“Echoes,” the third episode of Hawkeye, is the best episode of the series I’ve seen so far. The script has everything you would want from a superhero series. It also finally establishes a clear villain. While known in the comics as Echo, the series presents a woman named Maya (Alaqua Cox), who happens to be deaf or hard of hearing and a paraplegic. The episode takes us through what her life was like before she became an adult.
Maya’s father, William (Zahn McClarnon), kept her in regular schools so she could learn to read lips and essentially live in two different worlds. She also had martial arts training, where William emphasized how vital speed was, as opposed to strength, allowing her to counter attackers. One night, due to William’s ties with the mob, the Ronin attacked his business, executing the entire staff in the process. This included William, who dies in Maya’s arms from a stab wound. From that moment, Maya is driven by revenge, becoming the head of her father’s mob-related organization in the process.

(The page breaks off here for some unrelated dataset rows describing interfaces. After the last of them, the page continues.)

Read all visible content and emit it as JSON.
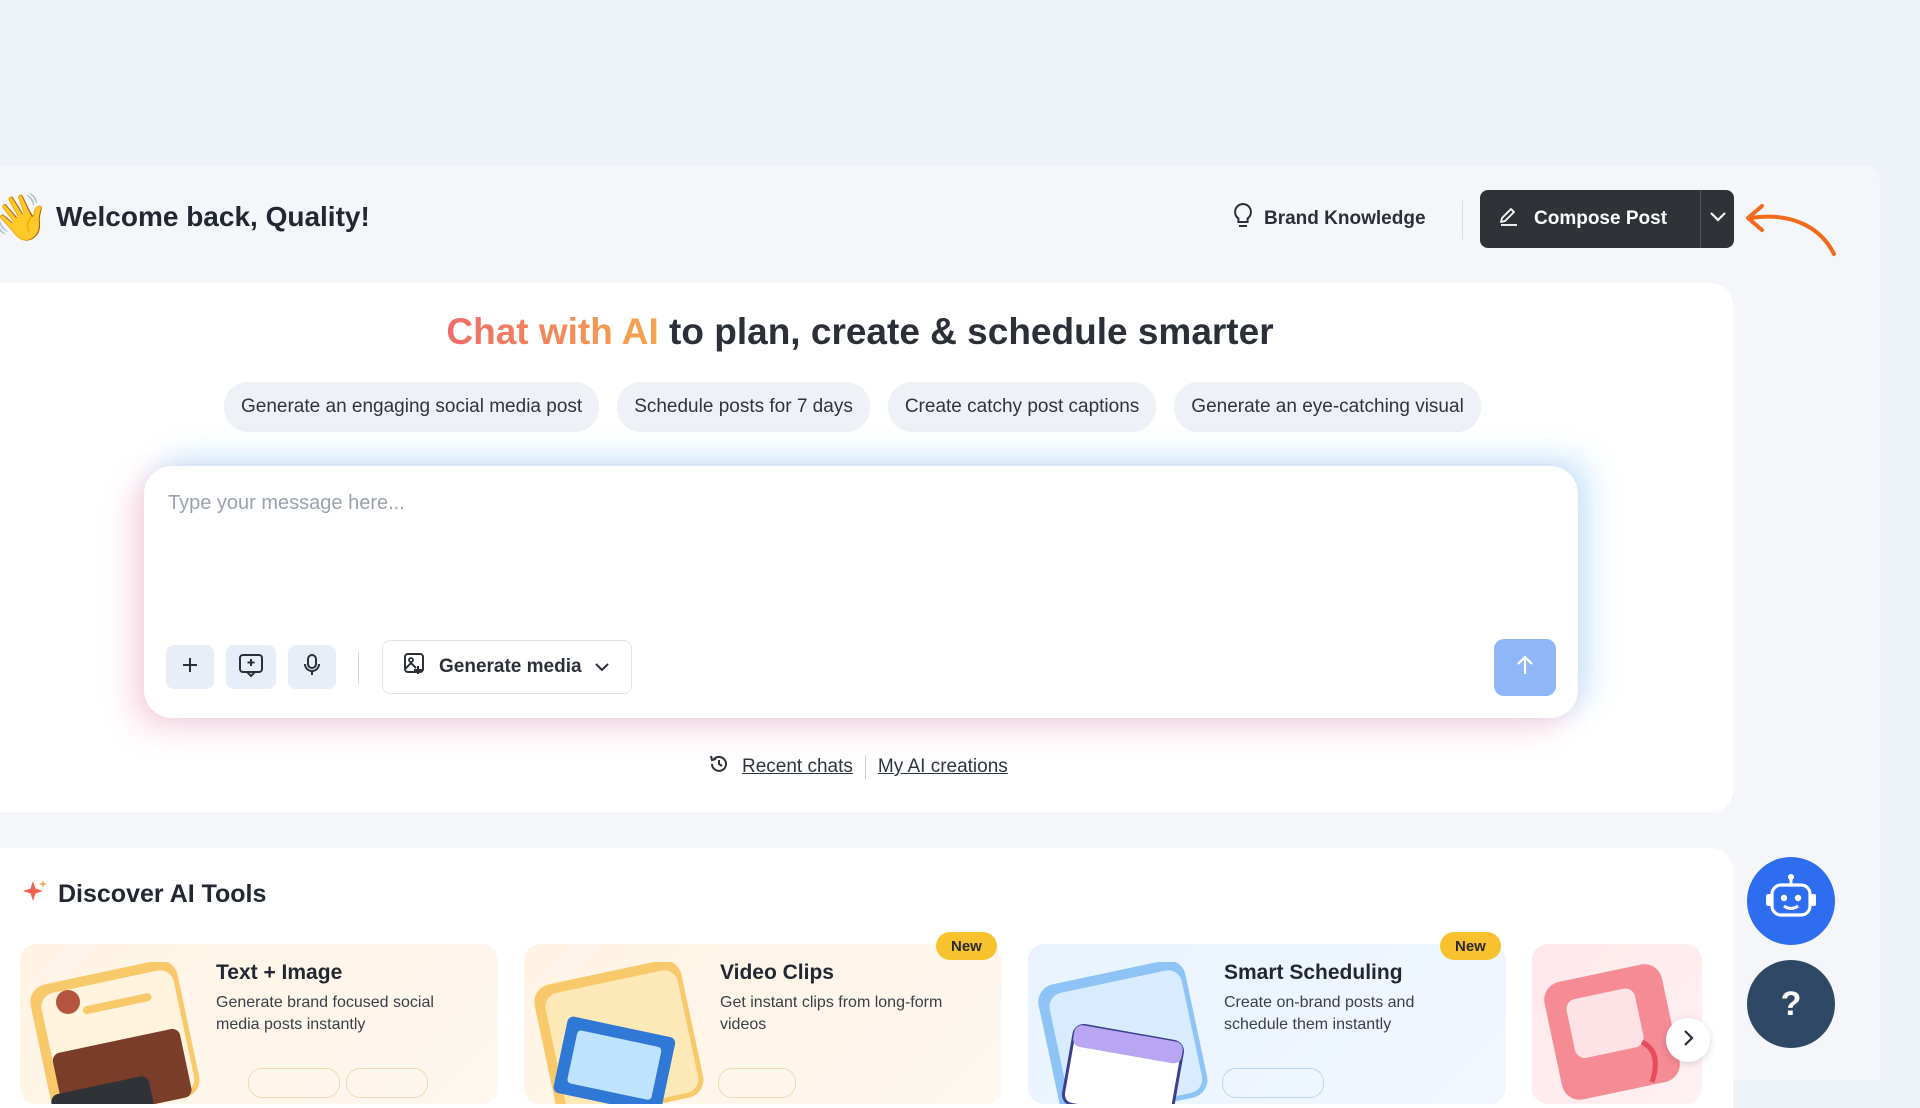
{
  "header": {
    "welcome": "Welcome back, Quality!",
    "brand_knowledge": "Brand Knowledge",
    "compose_post": "Compose Post"
  },
  "chat": {
    "headline_highlight": "Chat with AI",
    "headline_rest": " to plan, create & schedule smarter",
    "suggestions": [
      "Generate an engaging social media post",
      "Schedule posts for 7 days",
      "Create catchy post captions",
      "Generate an eye-catching visual"
    ],
    "placeholder": "Type your message here...",
    "generate_media": "Generate media",
    "recent_chats": "Recent chats",
    "my_ai_creations": "My AI creations"
  },
  "discover": {
    "title": "Discover AI Tools",
    "tools": [
      {
        "title": "Text + Image",
        "desc": "Generate brand focused social media posts instantly",
        "badge": ""
      },
      {
        "title": "Video Clips",
        "desc": "Get instant clips from long-form videos",
        "badge": "New"
      },
      {
        "title": "Smart Scheduling",
        "desc": "Create on-brand posts and schedule them instantly",
        "badge": "New"
      }
    ]
  },
  "fab": {
    "help": "?"
  },
  "colors": {
    "accent_blue": "#2f6df0",
    "compose_bg": "#2f3338",
    "badge_yellow": "#f8c22e",
    "annotation_arrow": "#f26a1b"
  }
}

There is so much to like about this episode. You feel like Clint and Kate are in horrible danger from the moment it starts. You have no idea how either individual will get out of their awful circumstances. Additionally, any weapons they could use have been locked away in a different room inside the factory the villains are hiding in. I like the unpredictable nature of the movements of both Kate and Clint. That first action sequence really raises the stakes.
Hailee Steinfeld manages to come off less annoying in this episode and more like the curious observer who wants to learn everything she can from her hero. I also love that Clint Barton is so battle-scarred that he must wear a hearing aid. I purposely omitted that fact from the previous two reviews because I wanted to see whether it would come into play throughout the series. It’s very interesting that the writers chose Maya and Hawkeye to be linked by their hearing impairments. This grows the opportunity for people who usually would have nothing in common to have something very specific that binds them together (in addition to the Ronin).
After Clint and Kate make their escape, which involves a very elaborate and fun car chase, there’s a heartbreaking scene involving Barton’s young son. Due to a damaged hearing aid, it relies on Kate writing down what Clint’s son is trying to communicate to his father. It emphasizes how Clint wants to be seen as supportive of his family. It’s tough to showcase that when you’re being chased by criminals on a consistent basis.
This episode highlights a particular strength in all of us that we forget we have. Our ability to be determined and push forward makes us superheroes to those around us. “Echoes” reminds the lead characters of that. I think that’s why they work so well as a team, as they believe in one another and are determined to move forward. So many people could learn something from that. I’m glad Hawkeye is finally on target. I sincerely hope it stays that way.